is a technical lead on the Michelangelo team at Uber AI. He leads various feature engineering efforts across Uber. Prior to that, he worked at LinkedIn and Apple where he was a Senior Software Engineer on Siri and was the founding engineer behind SiriKit (Siri API). He did his Masters at UCLA, where he worked at the Networks Research Lab building routing algorithms for pedestrians with skin conditions on open source navigation systems. He’s one of the winners of Microsoft’s Imagine Cup, won many hackathons at university, an IEEE presidential Award nominee, and a Math Olympiad winner.

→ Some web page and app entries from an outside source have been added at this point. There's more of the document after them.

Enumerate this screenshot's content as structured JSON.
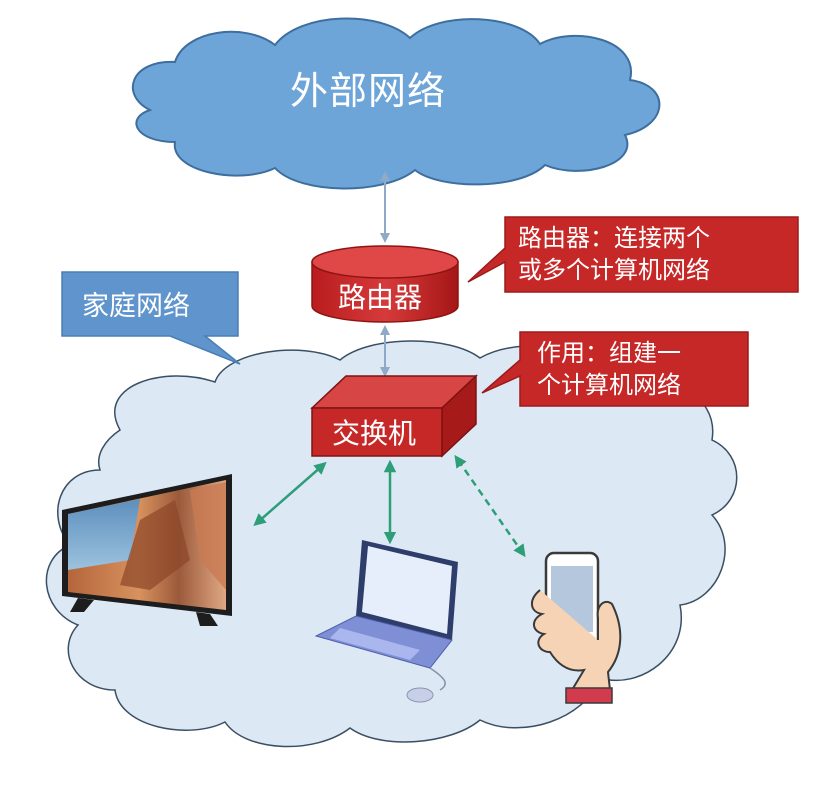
{
  "external_network": {
    "label": "外部网络"
  },
  "home_network": {
    "label": "家庭网络"
  },
  "router": {
    "label": "路由器",
    "description_line1": "路由器：连接两个",
    "description_line2": "或多个计算机网络"
  },
  "switch": {
    "label": "交换机",
    "description_line1": "作用：组建一",
    "description_line2": "个计算机网络"
  },
  "devices": [
    "tv-icon",
    "laptop-icon",
    "smartphone-icon"
  ],
  "colors": {
    "cloud_external": "#6ea5d9",
    "cloud_home": "#dce9f5",
    "callout_blue": "#5f95cc",
    "device_red": "#c62828",
    "link_green": "#2e9e78",
    "link_blue_gray": "#8fa9c8"
  }
}
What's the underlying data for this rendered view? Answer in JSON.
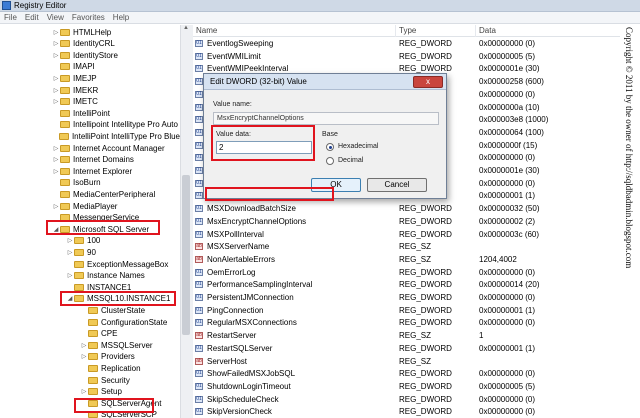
{
  "window": {
    "title": "Registry Editor"
  },
  "menu": [
    "File",
    "Edit",
    "View",
    "Favorites",
    "Help"
  ],
  "tree": {
    "items": [
      {
        "label": "HTMLHelp",
        "arrow": "▷",
        "indent": 1
      },
      {
        "label": "IdentityCRL",
        "arrow": "▷",
        "indent": 1
      },
      {
        "label": "IdentityStore",
        "arrow": "▷",
        "indent": 1
      },
      {
        "label": "IMAPI",
        "arrow": "",
        "indent": 1
      },
      {
        "label": "IMEJP",
        "arrow": "▷",
        "indent": 1
      },
      {
        "label": "IMEKR",
        "arrow": "▷",
        "indent": 1
      },
      {
        "label": "IMETC",
        "arrow": "▷",
        "indent": 1
      },
      {
        "label": "IntelliPoint",
        "arrow": "",
        "indent": 1
      },
      {
        "label": "Intellipoint Intellitype Pro Auto",
        "arrow": "",
        "indent": 1
      },
      {
        "label": "IntelliPoint IntelliType Pro Blue",
        "arrow": "",
        "indent": 1
      },
      {
        "label": "Internet Account Manager",
        "arrow": "▷",
        "indent": 1
      },
      {
        "label": "Internet Domains",
        "arrow": "▷",
        "indent": 1
      },
      {
        "label": "Internet Explorer",
        "arrow": "▷",
        "indent": 1
      },
      {
        "label": "IsoBurn",
        "arrow": "",
        "indent": 1
      },
      {
        "label": "MediaCenterPeripheral",
        "arrow": "",
        "indent": 1
      },
      {
        "label": "MediaPlayer",
        "arrow": "▷",
        "indent": 1
      },
      {
        "label": "MessengerService",
        "arrow": "",
        "indent": 1
      },
      {
        "label": "Microsoft SQL Server",
        "arrow": "◢",
        "indent": 1
      },
      {
        "label": "100",
        "arrow": "▷",
        "indent": 2
      },
      {
        "label": "90",
        "arrow": "▷",
        "indent": 2
      },
      {
        "label": "ExceptionMessageBox",
        "arrow": "",
        "indent": 2
      },
      {
        "label": "Instance Names",
        "arrow": "▷",
        "indent": 2
      },
      {
        "label": "INSTANCE1",
        "arrow": "",
        "indent": 2
      },
      {
        "label": "MSSQL10.INSTANCE1",
        "arrow": "◢",
        "indent": 2
      },
      {
        "label": "ClusterState",
        "arrow": "",
        "indent": 3
      },
      {
        "label": "ConfigurationState",
        "arrow": "",
        "indent": 3
      },
      {
        "label": "CPE",
        "arrow": "",
        "indent": 3
      },
      {
        "label": "MSSQLServer",
        "arrow": "▷",
        "indent": 3
      },
      {
        "label": "Providers",
        "arrow": "▷",
        "indent": 3
      },
      {
        "label": "Replication",
        "arrow": "",
        "indent": 3
      },
      {
        "label": "Security",
        "arrow": "",
        "indent": 3
      },
      {
        "label": "Setup",
        "arrow": "▷",
        "indent": 3
      },
      {
        "label": "SQLServerAgent",
        "arrow": "",
        "indent": 3
      },
      {
        "label": "SQLServerSCP",
        "arrow": "",
        "indent": 3
      }
    ]
  },
  "list": {
    "headers": {
      "name": "Name",
      "type": "Type",
      "data": "Data"
    },
    "rows": [
      {
        "name": "EventlogSweeping",
        "type": "REG_DWORD",
        "data": "0x00000000 (0)",
        "kind": "dword"
      },
      {
        "name": "EventWMILimit",
        "type": "REG_DWORD",
        "data": "0x00000005 (5)",
        "kind": "dword"
      },
      {
        "name": "EventWMIPeekInterval",
        "type": "REG_DWORD",
        "data": "0x0000001e (30)",
        "kind": "dword"
      },
      {
        "name": "",
        "type": "",
        "data": "0x00000258 (600)",
        "kind": "dword"
      },
      {
        "name": "",
        "type": "",
        "data": "0x00000000 (0)",
        "kind": "dword"
      },
      {
        "name": "",
        "type": "",
        "data": "0x0000000a (10)",
        "kind": "dword"
      },
      {
        "name": "",
        "type": "",
        "data": "0x000003e8 (1000)",
        "kind": "dword"
      },
      {
        "name": "",
        "type": "",
        "data": "0x00000064 (100)",
        "kind": "dword"
      },
      {
        "name": "",
        "type": "",
        "data": "0x0000000f (15)",
        "kind": "dword"
      },
      {
        "name": "",
        "type": "",
        "data": "0x00000000 (0)",
        "kind": "dword"
      },
      {
        "name": "",
        "type": "",
        "data": "0x0000001e (30)",
        "kind": "dword"
      },
      {
        "name": "",
        "type": "",
        "data": "0x00000000 (0)",
        "kind": "dword"
      },
      {
        "name": "",
        "type": "",
        "data": "0x00000001 (1)",
        "kind": "dword"
      },
      {
        "name": "MSXDownloadBatchSize",
        "type": "REG_DWORD",
        "data": "0x00000032 (50)",
        "kind": "dword"
      },
      {
        "name": "MsxEncryptChannelOptions",
        "type": "REG_DWORD",
        "data": "0x00000002 (2)",
        "kind": "dword"
      },
      {
        "name": "MSXPollInterval",
        "type": "REG_DWORD",
        "data": "0x0000003c (60)",
        "kind": "dword"
      },
      {
        "name": "MSXServerName",
        "type": "REG_SZ",
        "data": "",
        "kind": "string"
      },
      {
        "name": "NonAlertableErrors",
        "type": "REG_SZ",
        "data": "1204,4002",
        "kind": "string"
      },
      {
        "name": "OemErrorLog",
        "type": "REG_DWORD",
        "data": "0x00000000 (0)",
        "kind": "dword"
      },
      {
        "name": "PerformanceSamplingInterval",
        "type": "REG_DWORD",
        "data": "0x00000014 (20)",
        "kind": "dword"
      },
      {
        "name": "PersistentJMConnection",
        "type": "REG_DWORD",
        "data": "0x00000000 (0)",
        "kind": "dword"
      },
      {
        "name": "PingConnection",
        "type": "REG_DWORD",
        "data": "0x00000001 (1)",
        "kind": "dword"
      },
      {
        "name": "RegularMSXConnections",
        "type": "REG_DWORD",
        "data": "0x00000000 (0)",
        "kind": "dword"
      },
      {
        "name": "RestartServer",
        "type": "REG_SZ",
        "data": "1",
        "kind": "string"
      },
      {
        "name": "RestartSQLServer",
        "type": "REG_DWORD",
        "data": "0x00000001 (1)",
        "kind": "dword"
      },
      {
        "name": "ServerHost",
        "type": "REG_SZ",
        "data": "",
        "kind": "string"
      },
      {
        "name": "ShowFailedMSXJobSQL",
        "type": "REG_DWORD",
        "data": "0x00000000 (0)",
        "kind": "dword"
      },
      {
        "name": "ShutdownLoginTimeout",
        "type": "REG_DWORD",
        "data": "0x00000005 (5)",
        "kind": "dword"
      },
      {
        "name": "SkipScheduleCheck",
        "type": "REG_DWORD",
        "data": "0x00000000 (0)",
        "kind": "dword"
      },
      {
        "name": "SkipVersionCheck",
        "type": "REG_DWORD",
        "data": "0x00000000 (0)",
        "kind": "dword"
      }
    ]
  },
  "dialog": {
    "title": "Edit DWORD (32-bit) Value",
    "close_label": "x",
    "value_name_label": "Value name:",
    "value_name": "MsxEncryptChannelOptions",
    "value_data_label": "Value data:",
    "value_data": "2",
    "base_label": "Base",
    "hex_label": "Hexadecimal",
    "dec_label": "Decimal",
    "selected_base": "Hexadecimal",
    "ok_label": "OK",
    "cancel_label": "Cancel"
  },
  "watermark": "Copyright © 2011 by the owner of http://sqldbadmin.blogspot.com"
}
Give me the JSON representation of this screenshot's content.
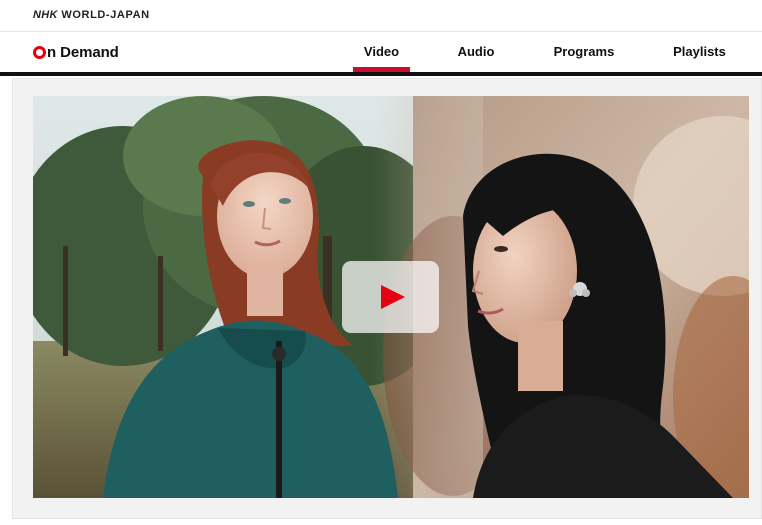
{
  "brand": {
    "nhk": "NHK",
    "world": "WORLD-JAPAN"
  },
  "logo": {
    "o": "O",
    "rest": "n Demand"
  },
  "nav": {
    "tabs": [
      {
        "label": "Video",
        "active": true
      },
      {
        "label": "Audio",
        "active": false
      },
      {
        "label": "Programs",
        "active": false
      },
      {
        "label": "Playlists",
        "active": false
      }
    ]
  },
  "colors": {
    "accent": "#e60012",
    "active_underline": "#c8102e",
    "navbar_rule": "#111111"
  },
  "player": {
    "icon": "play-icon"
  }
}
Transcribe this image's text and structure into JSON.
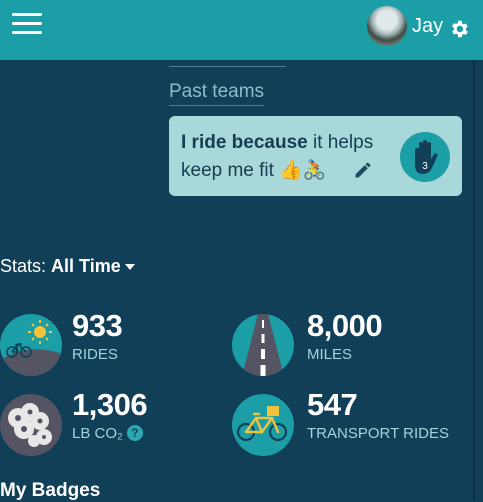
{
  "header": {
    "user_name": "Jay"
  },
  "teams": {
    "past_teams_label": "Past teams"
  },
  "ride_card": {
    "lead": "I ride because",
    "text": " it helps keep me fit 👍🚴",
    "badge_count": "3"
  },
  "stats": {
    "label": "Stats:",
    "period": "All Time",
    "items": [
      {
        "value": "933",
        "label": "RIDES"
      },
      {
        "value": "8,000",
        "label": "MILES"
      },
      {
        "value": "1,306",
        "label": "LB CO₂"
      },
      {
        "value": "547",
        "label": "TRANSPORT RIDES"
      }
    ],
    "help_label": "?"
  },
  "badges": {
    "title": "My Badges"
  },
  "colors": {
    "header": "#1b9ea5",
    "background": "#123f58",
    "card": "#a9d8da",
    "accent": "#1b9ea5"
  },
  "icons": [
    "menu-icon",
    "settings-gear-icon",
    "pencil-icon",
    "raised-hand-icon",
    "bike-sun-icon",
    "road-icon",
    "co2-cloud-icon",
    "cargo-bike-icon",
    "help-icon"
  ]
}
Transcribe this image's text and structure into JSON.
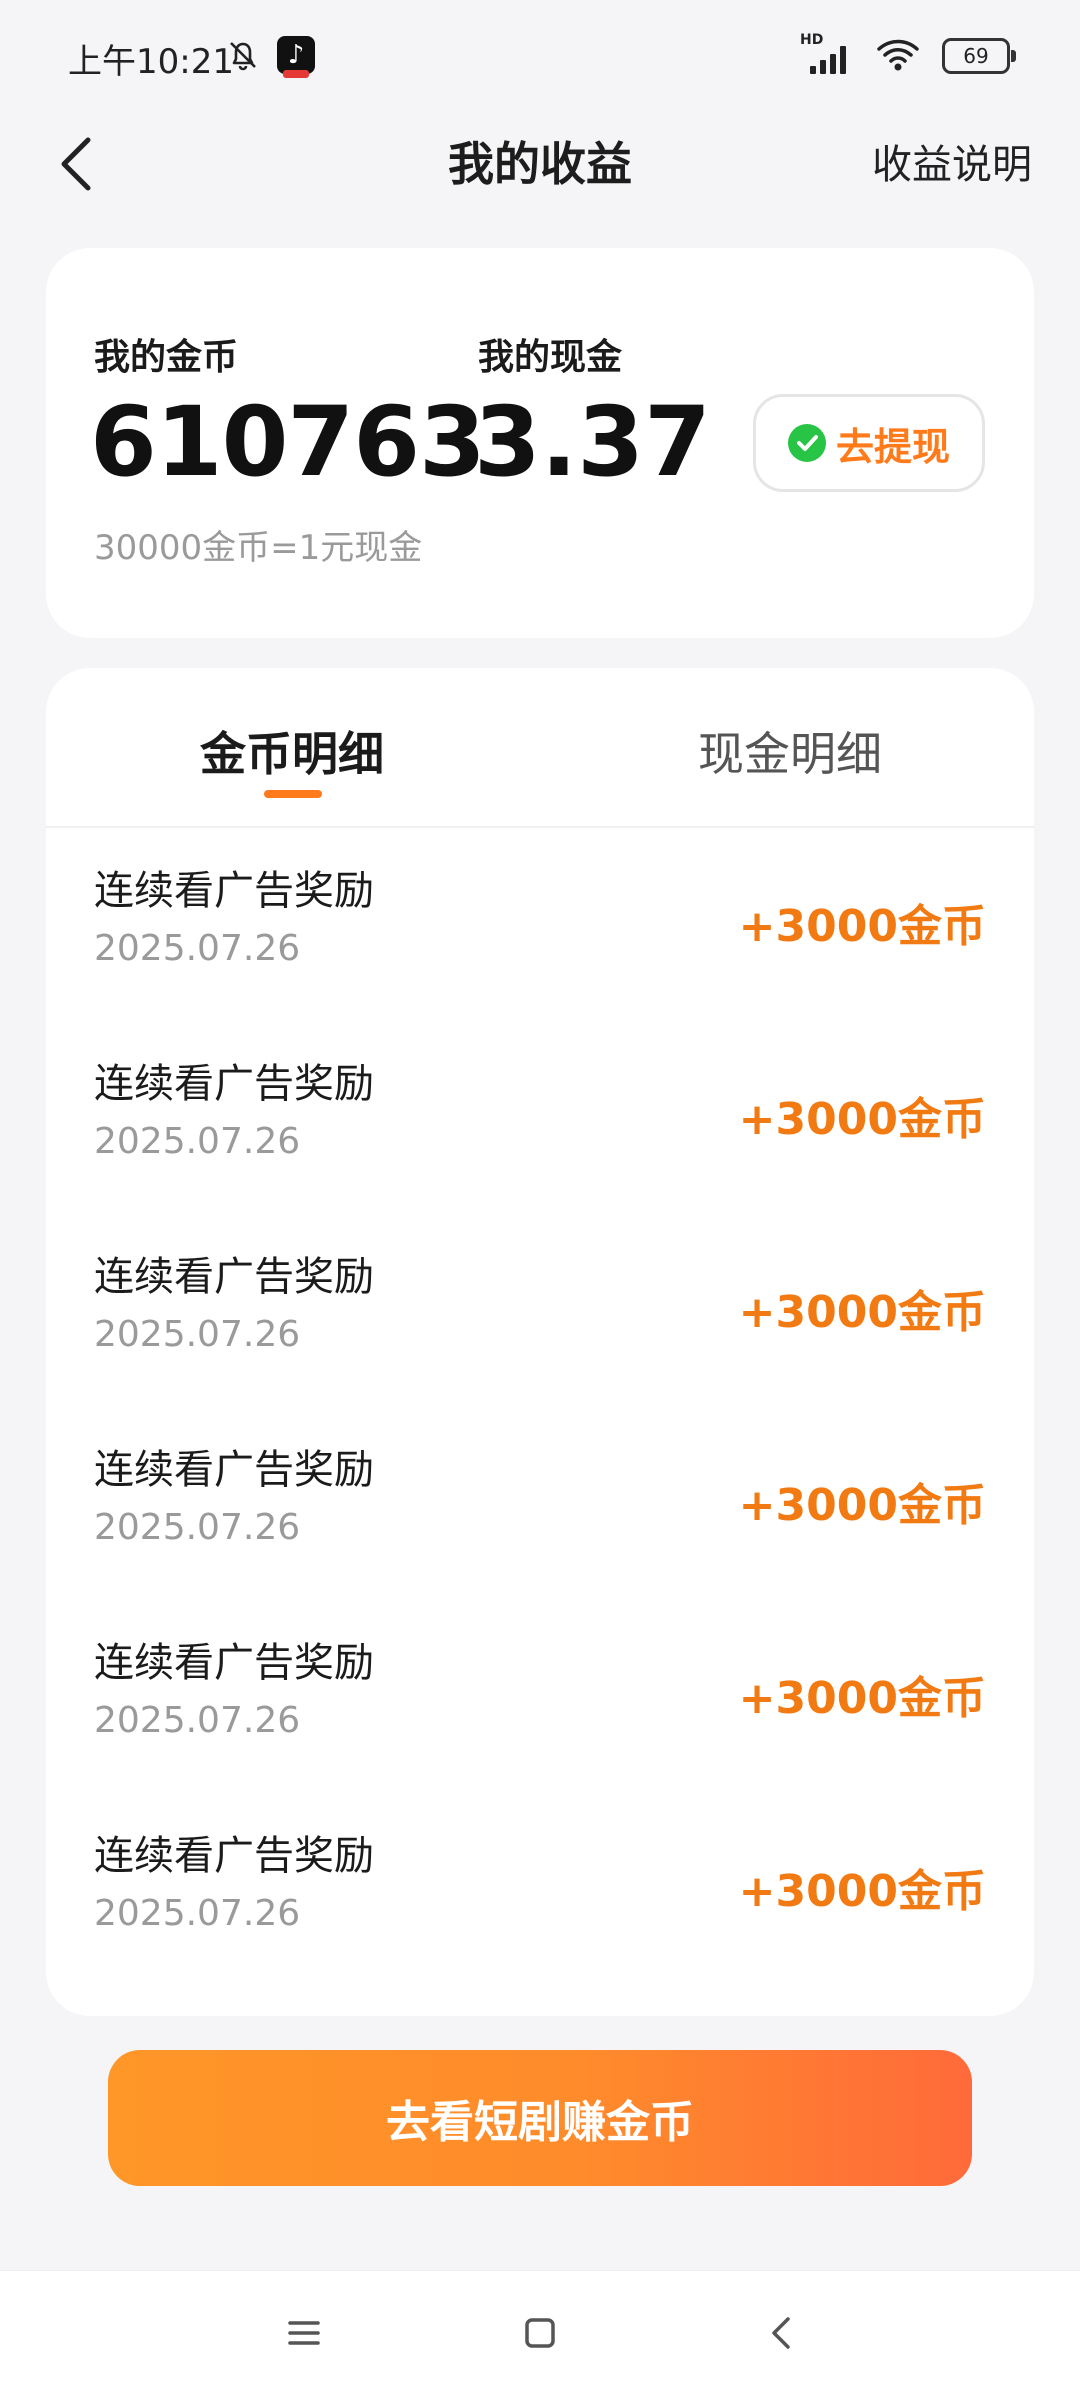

Xiao Ling is a Machine Learning engineer at Apple where his work spans from information extraction for knowledge base construction to open-domain question answering. He earned his PhD in Computer Science and Engineering from the University of Washington in 2015. He was an early engineer at Lattice Data Inc., which was acquired by Apple in 2017. Megan Leszczynski is a PhD student in the Computer Science Department at Stanford University advised by Christopher Ré. She is one of the original developers of Bootleg, a self-supervised system for named entity disambiguation, which has since been deployed in industry. She has also given an invited lecture to the Stanford CS224N (NLP with Deep Learning) course led by Christopher Manning. Her research has been recognized with a NSF GRFP. Karan Goel is a 3rd year CS PhD student at the Stanford AI Lab. He leads the Robustness Gym (RG) project, whose goal is to facilitate fine-grained evaluation and maintenance of ML models. RG is actively deployed at Salesforce with users in academia and industry. He wrote one of the first papers on ”model patching”, and his work has been recognized with a Siebel Scholarship (2018) and a Salesforce Research Grant (2020). Acknowledgements We acknowledge the support of the IC Postdoctoral Research Fellowship Program and NSF Graduate Research Fellowship under No. DGE-1656518.